Capped Rate Mortgage: ‘Cap and Collar’ Mortgages
Capped mortgages are often sold to include a ‘collar’, or minimum interest rate. If your mortgage has a collar, you will never be charged less than the interest rate set by the collar.
Normally the collar is defined as the interest rate at the time when you took out the mortgage. This means that you can only overpay the same or more on your mortgage; even in interest rates fall, you won’t be able to cash in on the drop.
If interest rates are already low at the time you take out your mortgage, you might decide to overlook the drawbacks of a collar.
Capped Rate Mortgage: Who Is It For?
Capped mortgages are a good option for people who can tolerate some risk, want to take advantage of low-interest rates and can budget for increases in their mortgage payments.
The most attractive aspect of capped rate mortgages is the promise that your repayments will never creep above a certain level, although some caps are set quite high.
It is essential to consider whether you could afford to make mortgage repayments if the interest rate were to rise and remain at the cap for an extended period.
|Lenders Standard Variable Rate||18%|
|Fixed for 2 to 5 years||18%|
|Fixed for 5 years or more||14%|
|Fixed for less than 2 years||9%|
|Discount Variable Rate||4%|
|Capped Variable rate||3%|
Capped Rate Mortgage: How Long Does It Last?
Capped mortgage deals are usually temporary and last for two to five years. There often are fees for leaving the mortgage before the end of this time frame.
At the end of the introductory period, you will be automatically moved onto your lender’s standard variable rate.
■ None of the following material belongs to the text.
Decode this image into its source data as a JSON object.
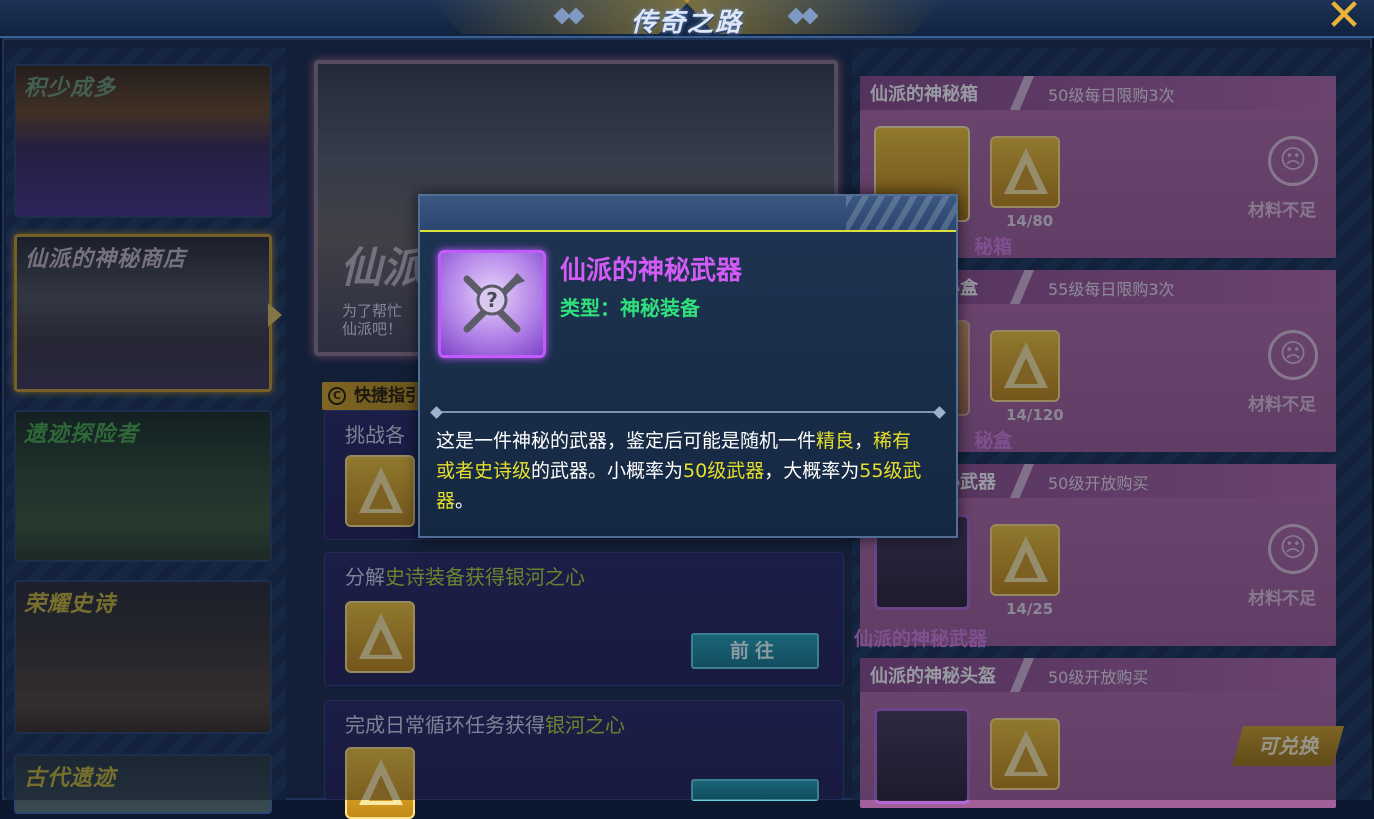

This is a no-frills, variable rate mortgage with no special discounts. It is usually not as competitive as a lender’s other mortgages, and for this reason, your payments could go up at the end of the capped deal.
However, most standard variable rate mortgages have low, or no, early repayment fees; so once your lender has moved you over, you should be able to remortgage for a better deal without having to pay any costly exit fees.
Capped Rate Mortgage: What Are the Pros and Cons?
There are some definite advantages to capped rate mortgages.
Still, as with all relevant financial decisions, you should think about the advantages and disadvantages before deciding whether one is right for you:
|Offers peace of mind, as the maximum you will ever have to pay each month is clear from the outset||You will need to budget for variations in your mortgage payments, as they can still rise up to the point of the cap|
|Ensures you will always be able to budget for your mortgage payments||Many capped-rate deals come with a collar which can stop you from getting the lowest interest rates when the market dips|
|Moving house or remortgaging before the deal ends can entail costly get-out fees|
|Interest rates on capped deals tend to be higher than with uncapped variable deals.|
How Can The Mortgage Bank Help?
Here at The Mortgage Bank, we have partnered with some of the UK’s leading mortgage brokers.
They have already helped thousands of people get the best remortgage deal even people that have been refused before, and they can do the same for you.
Choosing an independent adviser means they won’t recommend a scheme unless they are sure it is in your best interests. Their advice is also regulated by the FCA, which gives you an additional layer of protection.
If you would like to speak to one of these brokers who can provide you with a ‘whole market quote’ then click on the below and answer the very simple questions.